Be Prepared for Change
As of September, some teachers have been working full time in a classroom, some are working from home and still others are doing a mix of both. All of those scenarios come with positives and negatives. Even though some of us would prefer to teach or learn in person, it does not mean that this is possible right now. We need to adapt and become “responsive to change.” COVID-19 is here for the foreseeable future, and to protect one another we have to understand that some changes are necessary for the common good. My son’s school is doing a fantastic job of protecting staff and students within a hybrid model, but this week they are back to online learning due to a COVID case which has put too many staff in quarantine to offer in person learning.
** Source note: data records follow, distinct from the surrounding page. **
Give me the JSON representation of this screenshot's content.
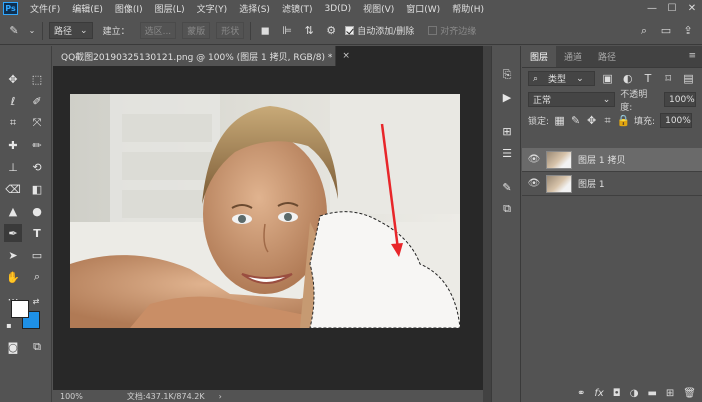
{
  "app": {
    "logo": "Ps"
  },
  "menu": [
    "文件(F)",
    "编辑(E)",
    "图像(I)",
    "图层(L)",
    "文字(Y)",
    "选择(S)",
    "滤镜(T)",
    "3D(D)",
    "视图(V)",
    "窗口(W)",
    "帮助(H)"
  ],
  "window_controls": [
    "—",
    "☐",
    "✕"
  ],
  "options": {
    "mode_select": "路径",
    "build": "建立：",
    "selection_btn": "选区...",
    "mask_btn": "蒙版",
    "shape_btn": "形状",
    "auto_add_delete": "自动添加/删除",
    "align_edges": "对齐边缘"
  },
  "document": {
    "tab_title": "QQ截图20190325130121.png @ 100% (图层 1 拷贝, RGB/8) *",
    "close": "×"
  },
  "status": {
    "zoom": "100%",
    "doc_info": "文档:437.1K/874.2K",
    "arrow": "›"
  },
  "panel": {
    "tabs": [
      "图层",
      "通道",
      "路径"
    ],
    "filter_label": "类型",
    "blend_mode": "正常",
    "opacity_label": "不透明度:",
    "opacity_value": "100%",
    "lock_label": "锁定:",
    "fill_label": "填充:",
    "fill_value": "100%",
    "layers": [
      {
        "name": "图层 1 拷贝",
        "selected": true
      },
      {
        "name": "图层 1",
        "selected": false
      }
    ]
  },
  "colors": {
    "foreground": "#ffffff",
    "background": "#1e90e6",
    "accent": "#31a8ff"
  }
}
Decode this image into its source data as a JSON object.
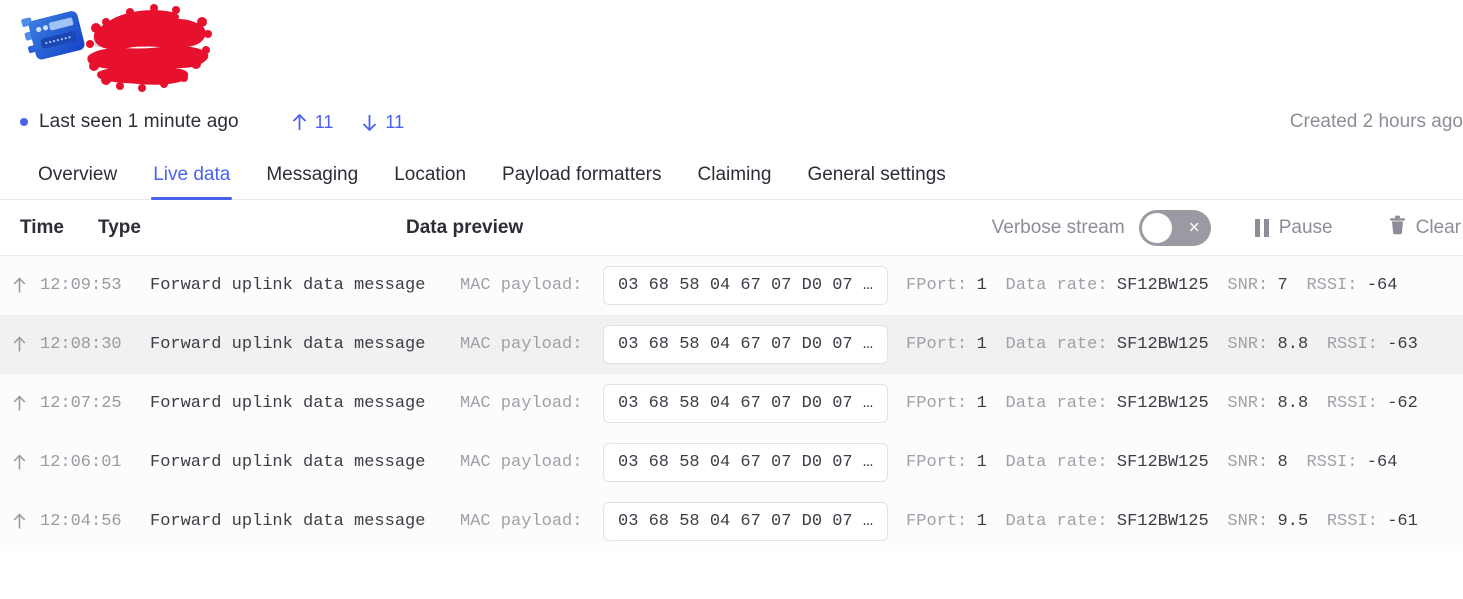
{
  "header": {
    "device_icon_name": "lora-device-icon",
    "device_name_redacted": "eui-0000",
    "redaction_color": "#e8112d"
  },
  "status": {
    "dot_color": "#4a61f0",
    "last_seen": "Last seen 1 minute ago",
    "uplink_count": "11",
    "downlink_count": "11",
    "created": "Created 2 hours ago"
  },
  "tabs": [
    {
      "label": "Overview",
      "active": false
    },
    {
      "label": "Live data",
      "active": true
    },
    {
      "label": "Messaging",
      "active": false
    },
    {
      "label": "Location",
      "active": false
    },
    {
      "label": "Payload formatters",
      "active": false
    },
    {
      "label": "Claiming",
      "active": false
    },
    {
      "label": "General settings",
      "active": false
    }
  ],
  "table": {
    "columns": {
      "time": "Time",
      "type": "Type",
      "data_preview": "Data preview"
    },
    "controls": {
      "verbose_label": "Verbose stream",
      "verbose_enabled": false,
      "verbose_toggle_glyph": "×",
      "pause_label": "Pause",
      "clear_label": "Clear"
    },
    "rows": [
      {
        "direction": "uplink",
        "time": "12:09:53",
        "type": "Forward uplink data message",
        "mac_label": "MAC payload:",
        "payload": "03 68 58 04 67 07 D0 07 …",
        "fport_key": "FPort:",
        "fport": "1",
        "datarate_key": "Data rate:",
        "datarate": "SF12BW125",
        "snr_key": "SNR:",
        "snr": "7",
        "rssi_key": "RSSI:",
        "rssi": "-64"
      },
      {
        "direction": "uplink",
        "time": "12:08:30",
        "type": "Forward uplink data message",
        "mac_label": "MAC payload:",
        "payload": "03 68 58 04 67 07 D0 07 …",
        "fport_key": "FPort:",
        "fport": "1",
        "datarate_key": "Data rate:",
        "datarate": "SF12BW125",
        "snr_key": "SNR:",
        "snr": "8.8",
        "rssi_key": "RSSI:",
        "rssi": "-63"
      },
      {
        "direction": "uplink",
        "time": "12:07:25",
        "type": "Forward uplink data message",
        "mac_label": "MAC payload:",
        "payload": "03 68 58 04 67 07 D0 07 …",
        "fport_key": "FPort:",
        "fport": "1",
        "datarate_key": "Data rate:",
        "datarate": "SF12BW125",
        "snr_key": "SNR:",
        "snr": "8.8",
        "rssi_key": "RSSI:",
        "rssi": "-62"
      },
      {
        "direction": "uplink",
        "time": "12:06:01",
        "type": "Forward uplink data message",
        "mac_label": "MAC payload:",
        "payload": "03 68 58 04 67 07 D0 07 …",
        "fport_key": "FPort:",
        "fport": "1",
        "datarate_key": "Data rate:",
        "datarate": "SF12BW125",
        "snr_key": "SNR:",
        "snr": "8",
        "rssi_key": "RSSI:",
        "rssi": "-64"
      },
      {
        "direction": "uplink",
        "time": "12:04:56",
        "type": "Forward uplink data message",
        "mac_label": "MAC payload:",
        "payload": "03 68 58 04 67 07 D0 07 …",
        "fport_key": "FPort:",
        "fport": "1",
        "datarate_key": "Data rate:",
        "datarate": "SF12BW125",
        "snr_key": "SNR:",
        "snr": "9.5",
        "rssi_key": "RSSI:",
        "rssi": "-61"
      }
    ]
  }
}
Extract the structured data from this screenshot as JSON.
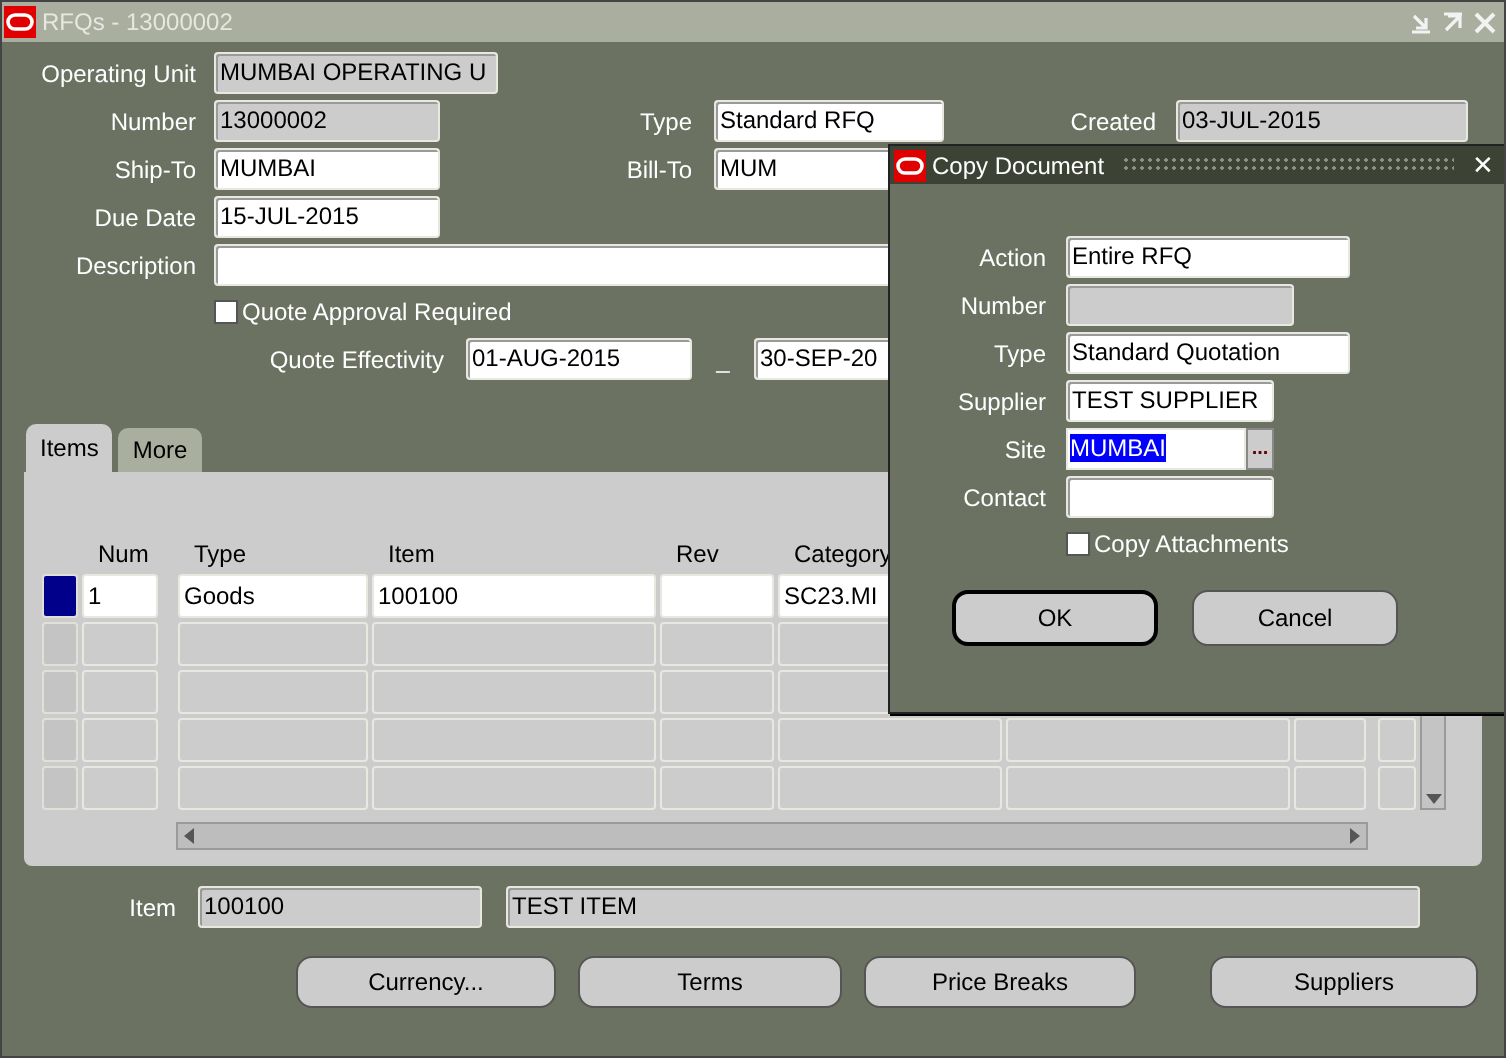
{
  "window": {
    "title": "RFQs - 13000002"
  },
  "header": {
    "operating_unit": {
      "label": "Operating Unit",
      "value": "MUMBAI OPERATING U",
      "readonly": true
    },
    "number": {
      "label": "Number",
      "value": "13000002",
      "readonly": true
    },
    "type": {
      "label": "Type",
      "value": "Standard RFQ",
      "readonly": false
    },
    "created": {
      "label": "Created",
      "value": "03-JUL-2015",
      "readonly": true
    },
    "ship_to": {
      "label": "Ship-To",
      "value": "MUMBAI",
      "readonly": false
    },
    "bill_to": {
      "label": "Bill-To",
      "value": "MUM",
      "readonly": false
    },
    "due_date": {
      "label": "Due Date",
      "value": "15-JUL-2015",
      "readonly": false
    },
    "description": {
      "label": "Description",
      "readonly": false
    },
    "quote_approval": {
      "label": "Quote Approval Required",
      "checked": false
    },
    "quote_effectivity": {
      "label": "Quote Effectivity",
      "from": "01-AUG-2015",
      "separator": "_",
      "to": "30-SEP-20"
    }
  },
  "tabs": [
    {
      "label": "Items",
      "selected": true
    },
    {
      "label": "More",
      "selected": false
    }
  ],
  "table": {
    "columns": [
      "Num",
      "Type",
      "Item",
      "Rev",
      "Category"
    ],
    "rows": [
      {
        "selected": true,
        "num": "1",
        "type": "Goods",
        "item": "100100",
        "category": "SC23.MI"
      },
      {
        "selected": false
      },
      {
        "selected": false
      },
      {
        "selected": false
      },
      {
        "selected": false
      }
    ]
  },
  "item_footer": {
    "label": "Item",
    "code": "100100",
    "description": "TEST ITEM"
  },
  "buttons": [
    "Currency...",
    "Terms",
    "Price Breaks",
    "Suppliers"
  ],
  "dialog": {
    "title": "Copy Document",
    "close": "✕",
    "fields": [
      {
        "label": "Action",
        "value": "Entire RFQ",
        "readonly": false,
        "kind": "text"
      },
      {
        "label": "Number",
        "readonly": true,
        "kind": "text"
      },
      {
        "label": "Type",
        "value": "Standard Quotation",
        "readonly": false,
        "kind": "text"
      },
      {
        "label": "Supplier",
        "value": "TEST SUPPLIER",
        "readonly": false,
        "kind": "text"
      },
      {
        "label": "Site",
        "value": "MUMBAI",
        "readonly": false,
        "kind": "lov",
        "highlighted": true,
        "lov_label": "..."
      },
      {
        "label": "Contact",
        "readonly": false,
        "kind": "text"
      }
    ],
    "copy_attachments": {
      "label": "Copy Attachments",
      "checked": false
    },
    "buttons": [
      {
        "label": "OK",
        "default": true
      },
      {
        "label": "Cancel",
        "default": false
      }
    ]
  }
}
Staff and students have to adapt to an evolving situation and learn to be prepared for a variety of scenarios.
I was extremely disappointed when I found out all my classes would be online. I did not want to teach remotely. I like socializing with my colleagues and I like the down time with my students. I enjoy our greetings, our chit chat throughout our lessons, and that is something that is now missing. I am still struggling to create some atmosphere in my classes. I should mention that I teach English as an additional language and for anyone who has taught or learned a language, working remotely can present specific challenges in terms of sound quality and the possibility of missing sounds or words. Although this can happen in all online teaching, missing words or making mistakes needs be corrected promptly before errors are ingrained. With that being said, working online is certainly efficient and streamlined. There isn’t the downtime, so there is actually more time for learning, which is a positive.
Online learning is not new and there have certainly been a lot of studies dedicated to researching the efficacy of remote learning.
Neuhauser (2010): Online learning is as effective as face-to-face learning
Johnson, Aragon, & Shaik (2000): Online learning is as effective as face-to-face learning for graduate students
The majority of the studies have concluded that online learning is as effective as in person learning, but it can depend on what aspect you are looking at. For example, online learning is less expensive than in person learning, but there are upkeep costs to consider, which can add up in ways not always anticipated. (Strother (2002)
Just because online learning is effective and usually less expensive, doesn’t mean it is ideal for everyone. Some students definitely do better with in person learning, as the physical act of walking into the school indicates it is time for work, where some people have a harder time switching to learning mode in their homes. There are always other distractions such as gaming, eating, texting and napping to name a few.
I have been seeking out articles to help me better engage with my students. Here is one such article from Edutopia: 5 Research-Backed Tips to Improve Your Online Teaching Presence
Thinking back to the Darwin quote, our reality has changed. My goal, like many other people is to rise to this challenge. We need to find new ways to connect, to communicate and build relationships and communities, despite our physical separation.